Sky shook his head. Why did they take so much for granted? Syd took her family for granted, never wondering what might happen if they weren't there. He had taken his own expertise and his father's legacy for granted, assuming he'd be handed the same thing. It was later that he learned he had to work much harder for what he wanted. Arrogance and genes had nothing to do with him.

"I don't have family. We don't do anything like this," he shrugged.

"I'll bet your house is quieter."

"I won't argue with that."

They fell silent for a moment, the voices and laughter a gentle balm washing over him. Only you can make miracles happen in your life. He'd been saving money for some time, wanting to surprise his aunt and uncle with a trip to Mirinoi. Aunt Maya wanted to visit with her family and he wanted to meet the various relatives he had there. Moreover, he wanted to see the sabers in the stone, the power source… the place where his parents had met… But he also wanted to see his mother, wanted to confront her, wanted to know how deep the hurt ran…

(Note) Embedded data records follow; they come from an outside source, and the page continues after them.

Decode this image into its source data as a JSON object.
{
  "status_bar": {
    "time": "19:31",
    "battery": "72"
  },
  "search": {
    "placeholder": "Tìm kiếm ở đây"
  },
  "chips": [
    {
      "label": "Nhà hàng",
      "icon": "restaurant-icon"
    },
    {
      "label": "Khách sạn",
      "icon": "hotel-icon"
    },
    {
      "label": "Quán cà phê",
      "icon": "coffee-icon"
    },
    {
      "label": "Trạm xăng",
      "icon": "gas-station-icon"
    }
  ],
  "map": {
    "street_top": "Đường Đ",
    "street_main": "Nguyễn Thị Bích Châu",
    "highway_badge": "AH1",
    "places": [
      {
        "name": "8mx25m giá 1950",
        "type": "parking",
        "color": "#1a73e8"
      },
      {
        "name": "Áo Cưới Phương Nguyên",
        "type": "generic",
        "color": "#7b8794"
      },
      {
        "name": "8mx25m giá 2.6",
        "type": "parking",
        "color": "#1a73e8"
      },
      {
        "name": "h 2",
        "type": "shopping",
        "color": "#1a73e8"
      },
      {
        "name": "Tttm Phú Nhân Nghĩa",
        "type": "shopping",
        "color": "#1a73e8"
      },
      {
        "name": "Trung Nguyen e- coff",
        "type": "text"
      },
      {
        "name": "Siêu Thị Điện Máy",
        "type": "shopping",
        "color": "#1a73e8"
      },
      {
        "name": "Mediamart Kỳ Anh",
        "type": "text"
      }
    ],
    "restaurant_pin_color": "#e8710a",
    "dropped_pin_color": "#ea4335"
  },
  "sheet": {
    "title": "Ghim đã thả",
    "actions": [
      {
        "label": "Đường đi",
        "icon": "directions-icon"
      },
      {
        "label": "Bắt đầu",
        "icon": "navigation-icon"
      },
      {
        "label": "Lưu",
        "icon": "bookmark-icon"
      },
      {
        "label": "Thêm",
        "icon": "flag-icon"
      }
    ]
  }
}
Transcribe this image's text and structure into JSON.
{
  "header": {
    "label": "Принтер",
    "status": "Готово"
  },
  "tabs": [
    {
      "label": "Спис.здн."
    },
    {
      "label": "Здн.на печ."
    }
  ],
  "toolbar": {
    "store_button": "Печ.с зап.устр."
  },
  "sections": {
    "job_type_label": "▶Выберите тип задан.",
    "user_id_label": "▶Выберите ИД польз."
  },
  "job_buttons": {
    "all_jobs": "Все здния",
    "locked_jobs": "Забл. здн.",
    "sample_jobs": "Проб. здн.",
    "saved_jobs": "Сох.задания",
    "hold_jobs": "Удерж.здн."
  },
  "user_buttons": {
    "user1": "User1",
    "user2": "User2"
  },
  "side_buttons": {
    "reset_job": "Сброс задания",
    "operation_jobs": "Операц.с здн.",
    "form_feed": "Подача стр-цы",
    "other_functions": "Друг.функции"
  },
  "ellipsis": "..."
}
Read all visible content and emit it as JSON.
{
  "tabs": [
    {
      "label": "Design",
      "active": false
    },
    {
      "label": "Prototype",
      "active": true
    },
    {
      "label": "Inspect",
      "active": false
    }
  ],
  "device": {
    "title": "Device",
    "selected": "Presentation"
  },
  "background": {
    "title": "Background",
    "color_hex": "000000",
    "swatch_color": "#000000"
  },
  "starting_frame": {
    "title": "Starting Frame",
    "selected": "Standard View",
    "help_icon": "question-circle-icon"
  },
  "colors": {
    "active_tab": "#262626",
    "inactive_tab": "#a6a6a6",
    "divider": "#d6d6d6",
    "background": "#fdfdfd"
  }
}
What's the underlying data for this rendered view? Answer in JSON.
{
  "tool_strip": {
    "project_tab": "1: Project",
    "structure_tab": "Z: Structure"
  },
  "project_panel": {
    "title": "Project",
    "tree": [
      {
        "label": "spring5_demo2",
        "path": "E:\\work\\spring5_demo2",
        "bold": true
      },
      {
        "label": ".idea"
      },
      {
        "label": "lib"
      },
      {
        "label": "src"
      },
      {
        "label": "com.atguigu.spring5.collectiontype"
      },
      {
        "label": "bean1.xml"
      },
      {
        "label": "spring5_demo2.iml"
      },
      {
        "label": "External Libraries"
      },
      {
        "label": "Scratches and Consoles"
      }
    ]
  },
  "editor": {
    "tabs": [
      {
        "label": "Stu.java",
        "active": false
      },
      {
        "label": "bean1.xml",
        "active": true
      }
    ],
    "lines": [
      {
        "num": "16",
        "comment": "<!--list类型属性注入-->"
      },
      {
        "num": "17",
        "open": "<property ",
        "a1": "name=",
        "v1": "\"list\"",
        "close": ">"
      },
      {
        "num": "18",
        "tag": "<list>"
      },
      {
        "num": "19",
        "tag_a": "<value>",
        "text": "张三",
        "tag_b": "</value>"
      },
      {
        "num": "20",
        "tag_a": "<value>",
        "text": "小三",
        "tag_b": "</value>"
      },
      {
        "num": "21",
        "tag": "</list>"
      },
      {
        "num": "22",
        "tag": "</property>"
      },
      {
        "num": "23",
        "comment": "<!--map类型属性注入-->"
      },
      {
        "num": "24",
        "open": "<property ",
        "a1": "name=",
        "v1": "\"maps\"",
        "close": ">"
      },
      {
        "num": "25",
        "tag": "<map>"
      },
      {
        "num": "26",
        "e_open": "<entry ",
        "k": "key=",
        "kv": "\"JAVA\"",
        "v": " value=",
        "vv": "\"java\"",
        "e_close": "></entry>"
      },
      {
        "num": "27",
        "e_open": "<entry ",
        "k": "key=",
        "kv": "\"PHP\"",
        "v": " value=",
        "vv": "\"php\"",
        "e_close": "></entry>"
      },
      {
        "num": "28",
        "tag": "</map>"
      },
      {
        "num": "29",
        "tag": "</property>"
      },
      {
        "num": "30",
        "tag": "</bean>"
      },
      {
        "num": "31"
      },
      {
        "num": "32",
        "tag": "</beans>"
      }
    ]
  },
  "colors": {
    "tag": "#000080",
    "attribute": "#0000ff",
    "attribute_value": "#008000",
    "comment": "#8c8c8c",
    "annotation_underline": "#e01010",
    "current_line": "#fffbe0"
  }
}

She'd made plans to come for this Christmas and cancelled at the last moment. The tragic part was that none of them were surprised. They'd met the news of her trip with anticipation and happiness, hoping that she'd return and stop being a scared rabbit. For a brief moment, he'd held the small flame of hope that his mother might care about him. Then the flame had been snuffed out and nothing had changed.

Perhaps he would change it—this summer on the trip to Mirinoi.

Syd was looking at him, blue eyes shining with warmth and caring. She had introduced him to her family… what if he were to return the favor? Would she be interested in that? He'd never thought of her as more than a friend, and didn't friends invite each other on trips? It made sense… he couldn't tell the future of anything, but there was only one way to find out.

He cleared his throat. "I'm planning a trip to Mirinoi this summer," he said slowly. "My aunt wants to catch up with some of her relatives and a lot of my aunt and uncle's old friends live there." He took a deep breath. "Maybe you'd like to come with us?"

"To Mirinoi?" Syd thought for a moment. "But what would I wear?"

He laughed. "Whatever you want. My aunt and uncle know all the bigwigs—you could probably get anywhere on the planet you wanted."

"I can't refuse that." She looked at him seriously. "Sky, I'd be honored to go with you." She threw her arms around his neck, giving him a bone-cracking hug. Awkwardly, he settled his arms around her waist, realizing he could get used to hugging her more often.

Later, as he drove home, he realized that his life and his place was here—on Earth… in Newtech City. He belonged here. Miracles might happen and he was willing to try… but, now, on Christmas Eve, he just wanted to be with the people who he knew loved him.

When it seems that we have lost our way,
We find ourselves again on Christmas Day.

The End
13 – 14 November 2006